The hearing impaired often find it hard to hear in places where there are large groups of people, including live theaters, conference rooms, classrooms, lecture halls or churches. Listening devices use personal frequency modulation, also known as FM, systems that transfer the sound from a microphone directly into an FM receiver. The sound waves are then transmitted into the hearing aid inside the user's ear. In other group situations, induction loop systems are a type of assistive technology in which the microphone of the speaker is hooked up to an induction wire. When the user switches the hearing aid to its telephone setting, the telecoil that is located inside the hearing aid connects with the signal inside the microphone, and the user can adjust the volume of the hearing aid based on how loud the speaker is talking.
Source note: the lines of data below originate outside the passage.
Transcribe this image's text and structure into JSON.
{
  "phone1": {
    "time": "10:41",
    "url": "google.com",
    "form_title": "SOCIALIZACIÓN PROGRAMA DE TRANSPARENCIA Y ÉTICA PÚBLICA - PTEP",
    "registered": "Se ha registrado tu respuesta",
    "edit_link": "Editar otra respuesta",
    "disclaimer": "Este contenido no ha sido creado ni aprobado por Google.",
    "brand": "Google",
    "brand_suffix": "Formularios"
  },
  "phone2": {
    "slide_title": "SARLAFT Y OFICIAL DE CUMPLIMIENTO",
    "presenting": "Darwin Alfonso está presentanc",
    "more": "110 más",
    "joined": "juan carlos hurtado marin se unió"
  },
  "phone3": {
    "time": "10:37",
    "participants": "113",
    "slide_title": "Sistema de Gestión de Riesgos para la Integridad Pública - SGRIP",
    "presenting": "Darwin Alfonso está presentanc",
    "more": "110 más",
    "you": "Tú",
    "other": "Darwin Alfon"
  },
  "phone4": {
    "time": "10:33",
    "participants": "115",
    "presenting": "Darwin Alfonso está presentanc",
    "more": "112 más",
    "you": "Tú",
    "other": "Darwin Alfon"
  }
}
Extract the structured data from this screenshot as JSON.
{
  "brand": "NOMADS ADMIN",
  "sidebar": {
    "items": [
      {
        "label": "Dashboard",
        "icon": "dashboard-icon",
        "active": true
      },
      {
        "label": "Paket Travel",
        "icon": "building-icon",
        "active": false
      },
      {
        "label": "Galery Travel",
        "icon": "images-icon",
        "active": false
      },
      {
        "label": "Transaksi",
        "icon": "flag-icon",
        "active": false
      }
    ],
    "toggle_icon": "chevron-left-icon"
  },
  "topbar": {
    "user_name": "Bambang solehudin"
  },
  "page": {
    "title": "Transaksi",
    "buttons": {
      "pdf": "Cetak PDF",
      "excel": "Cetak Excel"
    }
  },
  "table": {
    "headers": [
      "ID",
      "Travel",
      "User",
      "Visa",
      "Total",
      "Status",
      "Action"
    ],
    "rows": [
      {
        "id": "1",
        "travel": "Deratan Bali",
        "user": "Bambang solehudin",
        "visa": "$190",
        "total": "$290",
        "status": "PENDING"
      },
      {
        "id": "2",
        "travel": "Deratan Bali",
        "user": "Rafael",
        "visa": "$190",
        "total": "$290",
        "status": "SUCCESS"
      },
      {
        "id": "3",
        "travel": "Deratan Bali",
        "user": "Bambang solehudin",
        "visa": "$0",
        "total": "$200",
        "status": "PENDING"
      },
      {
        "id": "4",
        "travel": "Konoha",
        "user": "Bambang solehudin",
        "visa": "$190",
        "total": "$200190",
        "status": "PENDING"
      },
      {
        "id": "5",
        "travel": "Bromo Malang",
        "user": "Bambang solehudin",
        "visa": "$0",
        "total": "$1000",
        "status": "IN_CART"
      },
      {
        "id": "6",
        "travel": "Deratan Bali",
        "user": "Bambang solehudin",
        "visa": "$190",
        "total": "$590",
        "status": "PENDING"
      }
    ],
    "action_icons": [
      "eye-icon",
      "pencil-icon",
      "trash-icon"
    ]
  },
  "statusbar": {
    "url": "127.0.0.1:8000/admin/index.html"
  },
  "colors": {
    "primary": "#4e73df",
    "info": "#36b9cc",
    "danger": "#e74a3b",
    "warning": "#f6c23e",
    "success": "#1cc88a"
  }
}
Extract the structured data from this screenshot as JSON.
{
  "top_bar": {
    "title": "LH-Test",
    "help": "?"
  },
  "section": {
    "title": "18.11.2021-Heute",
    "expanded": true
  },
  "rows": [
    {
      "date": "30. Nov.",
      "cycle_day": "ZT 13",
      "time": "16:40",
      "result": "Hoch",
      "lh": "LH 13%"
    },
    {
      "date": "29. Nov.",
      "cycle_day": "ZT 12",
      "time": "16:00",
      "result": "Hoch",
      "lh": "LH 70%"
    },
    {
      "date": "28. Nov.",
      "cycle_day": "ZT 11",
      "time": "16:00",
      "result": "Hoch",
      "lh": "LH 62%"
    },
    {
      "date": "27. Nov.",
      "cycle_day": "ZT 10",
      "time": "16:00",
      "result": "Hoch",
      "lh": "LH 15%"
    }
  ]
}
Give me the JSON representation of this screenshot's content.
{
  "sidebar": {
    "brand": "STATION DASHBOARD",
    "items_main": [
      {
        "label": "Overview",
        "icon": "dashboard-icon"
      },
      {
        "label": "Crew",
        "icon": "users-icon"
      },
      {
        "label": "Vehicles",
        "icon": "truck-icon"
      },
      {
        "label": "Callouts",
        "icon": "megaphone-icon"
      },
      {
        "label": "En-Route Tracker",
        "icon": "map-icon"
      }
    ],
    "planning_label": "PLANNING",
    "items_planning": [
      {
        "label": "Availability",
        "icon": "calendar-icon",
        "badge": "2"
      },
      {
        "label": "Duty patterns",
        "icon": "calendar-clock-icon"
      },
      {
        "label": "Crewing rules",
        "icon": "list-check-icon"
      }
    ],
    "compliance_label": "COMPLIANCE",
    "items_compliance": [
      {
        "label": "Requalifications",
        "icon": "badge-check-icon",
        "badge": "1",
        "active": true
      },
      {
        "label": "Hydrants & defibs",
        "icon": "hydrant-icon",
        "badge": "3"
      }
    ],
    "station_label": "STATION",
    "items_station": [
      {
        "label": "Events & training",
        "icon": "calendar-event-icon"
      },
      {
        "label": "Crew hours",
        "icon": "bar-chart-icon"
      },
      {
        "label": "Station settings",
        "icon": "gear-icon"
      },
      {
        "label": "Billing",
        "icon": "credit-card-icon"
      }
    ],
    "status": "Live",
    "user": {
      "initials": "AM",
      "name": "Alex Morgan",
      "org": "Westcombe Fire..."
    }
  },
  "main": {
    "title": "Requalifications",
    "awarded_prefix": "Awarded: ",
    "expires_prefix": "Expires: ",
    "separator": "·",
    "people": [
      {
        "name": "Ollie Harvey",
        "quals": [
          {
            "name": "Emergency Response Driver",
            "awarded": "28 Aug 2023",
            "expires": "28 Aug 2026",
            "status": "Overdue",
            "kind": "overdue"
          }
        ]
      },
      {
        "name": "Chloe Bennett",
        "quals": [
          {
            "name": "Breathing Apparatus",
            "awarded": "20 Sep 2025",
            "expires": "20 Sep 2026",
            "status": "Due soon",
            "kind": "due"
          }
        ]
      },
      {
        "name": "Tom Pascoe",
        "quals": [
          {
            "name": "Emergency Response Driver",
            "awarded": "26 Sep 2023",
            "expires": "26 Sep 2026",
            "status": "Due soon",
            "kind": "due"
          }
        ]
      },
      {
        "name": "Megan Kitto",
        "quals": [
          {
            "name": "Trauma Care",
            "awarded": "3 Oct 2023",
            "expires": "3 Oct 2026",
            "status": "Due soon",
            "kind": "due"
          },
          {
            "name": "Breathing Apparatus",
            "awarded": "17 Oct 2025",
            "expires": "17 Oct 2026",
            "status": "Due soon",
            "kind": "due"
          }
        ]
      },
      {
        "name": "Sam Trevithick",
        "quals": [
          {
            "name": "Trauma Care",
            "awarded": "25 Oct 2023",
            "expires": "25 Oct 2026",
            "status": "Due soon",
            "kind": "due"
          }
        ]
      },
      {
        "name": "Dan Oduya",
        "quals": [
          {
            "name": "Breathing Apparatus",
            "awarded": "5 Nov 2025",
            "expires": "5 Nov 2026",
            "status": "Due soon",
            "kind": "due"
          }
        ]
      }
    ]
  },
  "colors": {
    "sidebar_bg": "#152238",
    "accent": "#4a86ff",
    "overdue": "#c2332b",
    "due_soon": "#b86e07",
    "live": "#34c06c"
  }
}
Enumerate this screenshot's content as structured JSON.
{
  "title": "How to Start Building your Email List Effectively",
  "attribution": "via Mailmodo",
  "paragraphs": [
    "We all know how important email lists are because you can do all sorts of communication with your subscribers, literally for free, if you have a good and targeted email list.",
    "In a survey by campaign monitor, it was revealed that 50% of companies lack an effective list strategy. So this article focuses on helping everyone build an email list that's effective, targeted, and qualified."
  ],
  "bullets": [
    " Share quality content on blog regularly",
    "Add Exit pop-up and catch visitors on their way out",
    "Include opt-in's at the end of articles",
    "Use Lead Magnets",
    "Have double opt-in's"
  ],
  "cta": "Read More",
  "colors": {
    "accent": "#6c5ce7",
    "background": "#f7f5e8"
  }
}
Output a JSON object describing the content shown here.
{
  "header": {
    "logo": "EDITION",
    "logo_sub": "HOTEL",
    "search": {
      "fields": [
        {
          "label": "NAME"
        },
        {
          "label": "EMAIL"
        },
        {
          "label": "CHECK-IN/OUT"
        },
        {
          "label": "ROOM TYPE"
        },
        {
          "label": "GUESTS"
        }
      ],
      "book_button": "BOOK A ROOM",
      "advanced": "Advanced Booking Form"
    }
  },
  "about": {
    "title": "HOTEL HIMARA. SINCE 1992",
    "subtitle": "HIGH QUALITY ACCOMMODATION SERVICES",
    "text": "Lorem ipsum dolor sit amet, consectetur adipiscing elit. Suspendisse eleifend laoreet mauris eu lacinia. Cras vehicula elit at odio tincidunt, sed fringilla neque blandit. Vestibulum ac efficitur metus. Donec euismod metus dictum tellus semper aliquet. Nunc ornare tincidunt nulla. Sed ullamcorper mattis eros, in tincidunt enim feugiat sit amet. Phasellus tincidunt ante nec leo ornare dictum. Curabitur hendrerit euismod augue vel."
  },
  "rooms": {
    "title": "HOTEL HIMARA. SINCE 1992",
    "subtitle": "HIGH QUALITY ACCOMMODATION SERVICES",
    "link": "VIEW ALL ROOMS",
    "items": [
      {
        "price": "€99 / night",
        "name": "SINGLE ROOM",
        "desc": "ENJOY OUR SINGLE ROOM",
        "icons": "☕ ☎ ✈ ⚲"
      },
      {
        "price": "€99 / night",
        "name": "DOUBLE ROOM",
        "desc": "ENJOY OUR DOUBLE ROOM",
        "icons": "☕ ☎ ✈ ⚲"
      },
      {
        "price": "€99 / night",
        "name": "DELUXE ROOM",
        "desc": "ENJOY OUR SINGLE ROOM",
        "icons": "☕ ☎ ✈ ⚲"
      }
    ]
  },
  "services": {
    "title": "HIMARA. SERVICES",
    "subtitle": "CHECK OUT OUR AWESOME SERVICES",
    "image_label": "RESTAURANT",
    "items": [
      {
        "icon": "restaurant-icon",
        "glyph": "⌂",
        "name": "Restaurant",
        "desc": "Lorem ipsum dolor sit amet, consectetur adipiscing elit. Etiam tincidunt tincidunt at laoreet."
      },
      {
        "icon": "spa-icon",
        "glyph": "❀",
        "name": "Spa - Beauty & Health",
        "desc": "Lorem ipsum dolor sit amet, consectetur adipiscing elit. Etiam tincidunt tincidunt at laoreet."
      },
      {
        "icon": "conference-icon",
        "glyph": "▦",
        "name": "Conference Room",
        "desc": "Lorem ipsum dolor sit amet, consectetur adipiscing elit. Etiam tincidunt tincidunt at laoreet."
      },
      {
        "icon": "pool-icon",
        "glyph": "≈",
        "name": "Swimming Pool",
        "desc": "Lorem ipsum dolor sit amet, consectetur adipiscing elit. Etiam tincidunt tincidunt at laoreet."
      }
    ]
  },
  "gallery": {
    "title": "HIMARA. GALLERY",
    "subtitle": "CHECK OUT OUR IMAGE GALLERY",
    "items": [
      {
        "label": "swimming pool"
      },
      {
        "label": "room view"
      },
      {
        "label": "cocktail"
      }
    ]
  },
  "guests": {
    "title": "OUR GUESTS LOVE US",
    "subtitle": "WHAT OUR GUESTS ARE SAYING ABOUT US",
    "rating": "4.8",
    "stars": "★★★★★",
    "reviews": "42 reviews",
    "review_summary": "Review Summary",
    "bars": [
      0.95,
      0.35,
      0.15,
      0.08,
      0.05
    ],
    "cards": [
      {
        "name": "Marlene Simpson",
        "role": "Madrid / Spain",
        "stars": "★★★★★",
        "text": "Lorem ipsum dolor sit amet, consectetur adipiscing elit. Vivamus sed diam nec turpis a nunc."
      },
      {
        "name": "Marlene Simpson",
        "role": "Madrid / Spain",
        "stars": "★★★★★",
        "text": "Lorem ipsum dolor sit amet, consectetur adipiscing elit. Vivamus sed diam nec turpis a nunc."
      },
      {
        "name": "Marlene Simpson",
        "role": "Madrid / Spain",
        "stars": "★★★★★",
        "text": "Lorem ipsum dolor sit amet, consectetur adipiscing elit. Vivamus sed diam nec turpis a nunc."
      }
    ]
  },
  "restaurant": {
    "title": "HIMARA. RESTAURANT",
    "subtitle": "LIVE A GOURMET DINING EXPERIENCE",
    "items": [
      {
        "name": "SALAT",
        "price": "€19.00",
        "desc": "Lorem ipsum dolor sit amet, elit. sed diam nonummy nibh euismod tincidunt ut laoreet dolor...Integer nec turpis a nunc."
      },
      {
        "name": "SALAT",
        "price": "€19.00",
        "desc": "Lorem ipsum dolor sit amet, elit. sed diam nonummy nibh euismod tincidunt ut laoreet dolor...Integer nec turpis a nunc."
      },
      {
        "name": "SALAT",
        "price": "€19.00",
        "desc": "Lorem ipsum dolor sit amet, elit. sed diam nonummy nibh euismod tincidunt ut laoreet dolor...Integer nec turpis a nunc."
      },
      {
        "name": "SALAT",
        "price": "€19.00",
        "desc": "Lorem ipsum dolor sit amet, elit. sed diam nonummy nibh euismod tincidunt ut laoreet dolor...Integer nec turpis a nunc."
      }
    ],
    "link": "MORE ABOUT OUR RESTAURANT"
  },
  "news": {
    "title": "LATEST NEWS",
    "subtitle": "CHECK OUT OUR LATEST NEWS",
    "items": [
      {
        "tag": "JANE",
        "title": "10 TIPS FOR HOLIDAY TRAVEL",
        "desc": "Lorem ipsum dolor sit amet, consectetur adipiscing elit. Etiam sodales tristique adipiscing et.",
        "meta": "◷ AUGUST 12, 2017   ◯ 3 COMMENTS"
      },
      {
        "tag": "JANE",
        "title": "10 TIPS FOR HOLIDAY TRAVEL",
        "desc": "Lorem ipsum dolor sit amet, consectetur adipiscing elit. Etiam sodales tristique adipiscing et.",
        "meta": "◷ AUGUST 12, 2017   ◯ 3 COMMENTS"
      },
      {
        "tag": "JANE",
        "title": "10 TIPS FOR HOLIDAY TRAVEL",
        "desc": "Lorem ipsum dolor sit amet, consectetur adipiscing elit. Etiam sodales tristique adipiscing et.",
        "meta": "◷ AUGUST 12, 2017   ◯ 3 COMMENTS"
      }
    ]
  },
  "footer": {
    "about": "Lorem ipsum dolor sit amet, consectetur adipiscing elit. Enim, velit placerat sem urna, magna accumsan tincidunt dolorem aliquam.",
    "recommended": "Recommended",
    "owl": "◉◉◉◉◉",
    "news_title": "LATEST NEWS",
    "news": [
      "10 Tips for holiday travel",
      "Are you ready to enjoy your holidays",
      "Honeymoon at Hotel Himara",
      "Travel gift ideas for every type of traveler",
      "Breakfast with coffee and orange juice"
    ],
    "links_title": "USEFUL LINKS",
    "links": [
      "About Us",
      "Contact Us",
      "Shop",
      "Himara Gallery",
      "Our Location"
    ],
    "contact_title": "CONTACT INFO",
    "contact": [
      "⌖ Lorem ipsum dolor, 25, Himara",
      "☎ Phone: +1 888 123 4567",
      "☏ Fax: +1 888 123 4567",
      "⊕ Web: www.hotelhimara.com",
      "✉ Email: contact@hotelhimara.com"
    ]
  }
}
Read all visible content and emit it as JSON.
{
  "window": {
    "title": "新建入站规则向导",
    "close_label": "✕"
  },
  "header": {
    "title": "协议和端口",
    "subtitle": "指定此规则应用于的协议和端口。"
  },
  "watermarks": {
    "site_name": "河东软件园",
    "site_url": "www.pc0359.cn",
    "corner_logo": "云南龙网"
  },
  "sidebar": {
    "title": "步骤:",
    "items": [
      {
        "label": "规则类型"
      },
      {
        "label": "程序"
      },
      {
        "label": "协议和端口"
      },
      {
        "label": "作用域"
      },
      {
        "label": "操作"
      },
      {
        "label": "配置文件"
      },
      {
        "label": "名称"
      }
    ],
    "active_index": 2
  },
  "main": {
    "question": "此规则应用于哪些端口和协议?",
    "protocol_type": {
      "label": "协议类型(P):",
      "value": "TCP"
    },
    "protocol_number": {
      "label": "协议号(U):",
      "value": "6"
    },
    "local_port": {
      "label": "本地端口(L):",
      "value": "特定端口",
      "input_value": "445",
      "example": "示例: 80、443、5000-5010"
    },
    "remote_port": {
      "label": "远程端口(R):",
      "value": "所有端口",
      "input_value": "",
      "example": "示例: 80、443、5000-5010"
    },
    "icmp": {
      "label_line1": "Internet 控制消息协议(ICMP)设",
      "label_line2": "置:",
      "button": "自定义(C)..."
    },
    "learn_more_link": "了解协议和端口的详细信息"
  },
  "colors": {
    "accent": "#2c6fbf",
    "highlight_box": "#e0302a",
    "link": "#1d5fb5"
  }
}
While people with normal hearing rely on audible alert technology, such as smoke alarms or ringing telephones, those with hearing loss cannot benefit from these systems. Instead, companies have produced hearing assistive technology based on vibrations and flashing lights. Many of these devices are used wirelessly in conjunction with a universal receiver that the individual carries with him at all times, puts underneath his pillow or sets on his bed. Depending on the type of device, some receivers allow the user to program a certain pattern of lights or vibrations for each alert. Devices are available for doorway mats, alarm clocks, doorbells, telephones, smoke alarms, motion sensors and baby monitors as well as weather and emergency alerts.
Captioning, the display of text on a screen that coincides directly with the words that are spoken, is another type of hearing assistive technology. Closed captioning technology is commonly included on televisions, and most TV shows are produced to work in conjunction with it. Additionally, most movies that have been released on digital video disc (DVD) having a language settings menu and include captioning within their subtitle options.
Teletype, or TTY, devices allow users to text conversations over phone lines. This type of assistive hearing technology allows the user to speak or type conversations into the device. Many government agencies and businesses have separate TTY lines for the hearing impaired, and hotels across the country use these devices to ensure that their rooms are accessible to the deaf or hard-of-hearing guests.